The task:
For each line below that holds the word "predictions", make a copy.

Saved entries:
········

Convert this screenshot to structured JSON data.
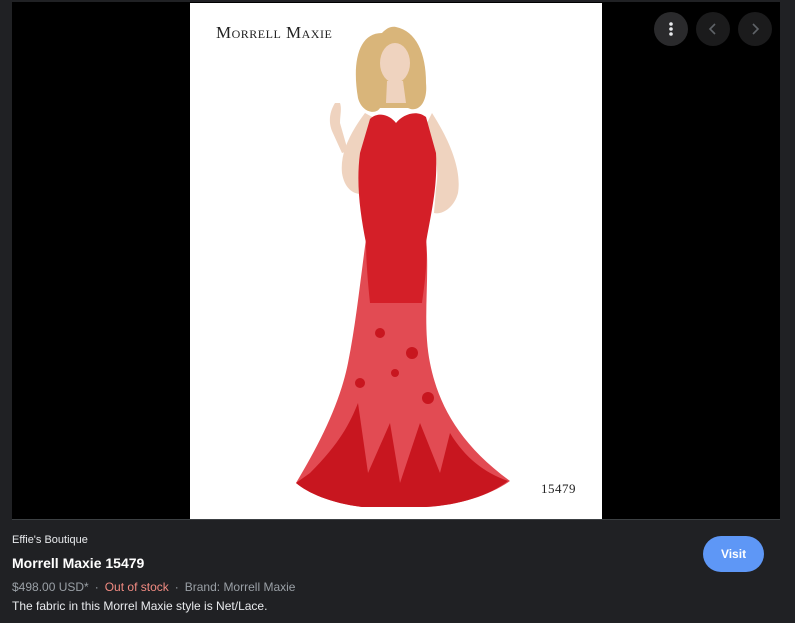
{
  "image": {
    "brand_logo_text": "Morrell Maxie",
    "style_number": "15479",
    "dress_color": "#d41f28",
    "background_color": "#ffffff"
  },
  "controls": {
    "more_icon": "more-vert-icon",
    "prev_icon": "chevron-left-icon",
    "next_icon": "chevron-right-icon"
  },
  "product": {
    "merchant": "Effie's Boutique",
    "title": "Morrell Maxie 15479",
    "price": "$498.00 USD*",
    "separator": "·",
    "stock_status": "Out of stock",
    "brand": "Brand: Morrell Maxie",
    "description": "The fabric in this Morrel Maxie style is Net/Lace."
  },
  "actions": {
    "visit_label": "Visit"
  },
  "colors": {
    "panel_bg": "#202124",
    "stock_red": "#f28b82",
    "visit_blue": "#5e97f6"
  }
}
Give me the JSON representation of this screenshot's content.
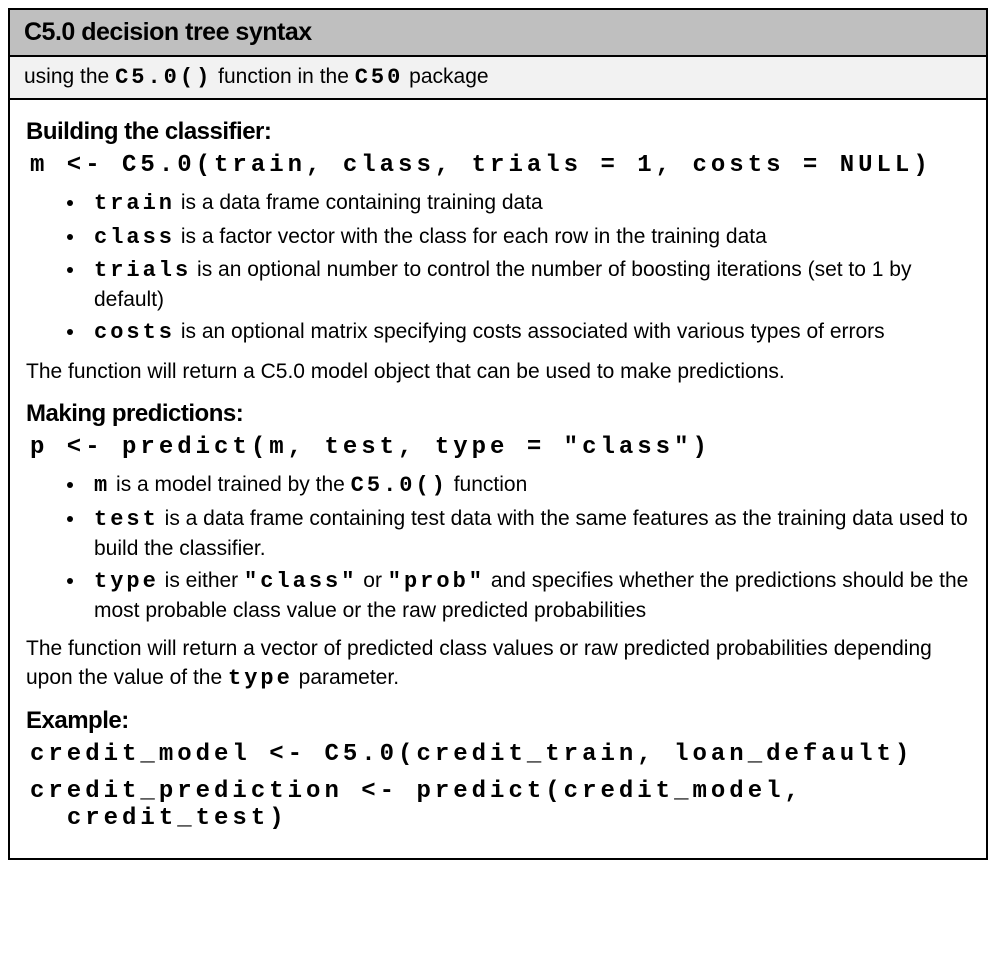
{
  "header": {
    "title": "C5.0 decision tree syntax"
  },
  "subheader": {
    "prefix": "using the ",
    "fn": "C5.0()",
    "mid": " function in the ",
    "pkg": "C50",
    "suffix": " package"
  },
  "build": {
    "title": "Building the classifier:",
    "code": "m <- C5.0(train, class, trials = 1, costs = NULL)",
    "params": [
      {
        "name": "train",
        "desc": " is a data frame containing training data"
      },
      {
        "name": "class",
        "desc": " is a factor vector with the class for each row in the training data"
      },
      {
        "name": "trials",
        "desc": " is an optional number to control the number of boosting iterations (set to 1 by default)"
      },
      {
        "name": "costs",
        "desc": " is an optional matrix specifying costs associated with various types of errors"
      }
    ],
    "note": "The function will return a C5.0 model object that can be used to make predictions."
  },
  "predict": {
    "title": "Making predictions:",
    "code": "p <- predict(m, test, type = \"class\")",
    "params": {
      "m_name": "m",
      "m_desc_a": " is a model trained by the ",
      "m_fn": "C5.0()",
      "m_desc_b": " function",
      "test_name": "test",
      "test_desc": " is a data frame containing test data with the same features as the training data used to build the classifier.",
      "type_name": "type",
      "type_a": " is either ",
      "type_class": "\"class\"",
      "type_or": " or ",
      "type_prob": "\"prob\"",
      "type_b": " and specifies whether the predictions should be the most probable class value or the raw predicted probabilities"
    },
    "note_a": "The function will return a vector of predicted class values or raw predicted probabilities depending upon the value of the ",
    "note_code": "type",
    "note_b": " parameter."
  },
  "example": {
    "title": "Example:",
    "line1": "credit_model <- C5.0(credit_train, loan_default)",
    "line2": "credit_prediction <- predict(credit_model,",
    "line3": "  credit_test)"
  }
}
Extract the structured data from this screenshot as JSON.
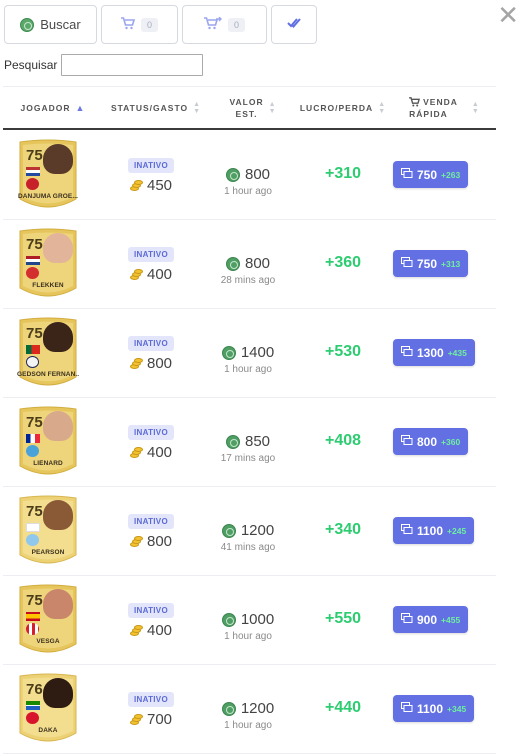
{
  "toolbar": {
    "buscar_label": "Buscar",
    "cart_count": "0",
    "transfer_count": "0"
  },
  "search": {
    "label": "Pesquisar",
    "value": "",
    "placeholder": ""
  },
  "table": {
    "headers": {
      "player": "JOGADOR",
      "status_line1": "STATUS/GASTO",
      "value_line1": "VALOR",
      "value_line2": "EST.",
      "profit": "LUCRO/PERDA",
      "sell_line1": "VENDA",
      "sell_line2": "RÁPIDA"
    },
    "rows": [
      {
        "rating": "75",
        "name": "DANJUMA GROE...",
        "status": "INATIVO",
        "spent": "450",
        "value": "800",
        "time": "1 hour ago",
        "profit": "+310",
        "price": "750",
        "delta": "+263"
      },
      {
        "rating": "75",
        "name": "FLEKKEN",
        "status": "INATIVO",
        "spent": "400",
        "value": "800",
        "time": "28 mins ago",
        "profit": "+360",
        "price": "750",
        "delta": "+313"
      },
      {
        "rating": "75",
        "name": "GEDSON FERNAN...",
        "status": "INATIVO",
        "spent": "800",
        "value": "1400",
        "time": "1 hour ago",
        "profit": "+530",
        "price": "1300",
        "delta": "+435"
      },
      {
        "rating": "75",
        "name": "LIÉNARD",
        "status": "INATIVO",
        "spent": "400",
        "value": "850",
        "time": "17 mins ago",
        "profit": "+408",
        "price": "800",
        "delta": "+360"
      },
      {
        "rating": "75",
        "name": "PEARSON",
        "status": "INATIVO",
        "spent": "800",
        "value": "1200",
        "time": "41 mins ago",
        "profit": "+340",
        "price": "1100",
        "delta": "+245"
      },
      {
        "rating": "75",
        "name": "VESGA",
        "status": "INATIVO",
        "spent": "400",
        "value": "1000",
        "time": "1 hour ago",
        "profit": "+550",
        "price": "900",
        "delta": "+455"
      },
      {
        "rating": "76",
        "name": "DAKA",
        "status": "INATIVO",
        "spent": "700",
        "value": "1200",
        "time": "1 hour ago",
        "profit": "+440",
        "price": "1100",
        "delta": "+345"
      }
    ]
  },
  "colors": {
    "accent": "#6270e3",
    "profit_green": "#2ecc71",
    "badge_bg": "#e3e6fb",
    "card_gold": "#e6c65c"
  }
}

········

Response for this exercise:
    "note": "The function will return a C5.0 model object that can be used to make predictions."
    "title": "Making predictions:",
      "type_b": " and specifies whether the predictions should be the most probable class value or the raw predicted probabilities"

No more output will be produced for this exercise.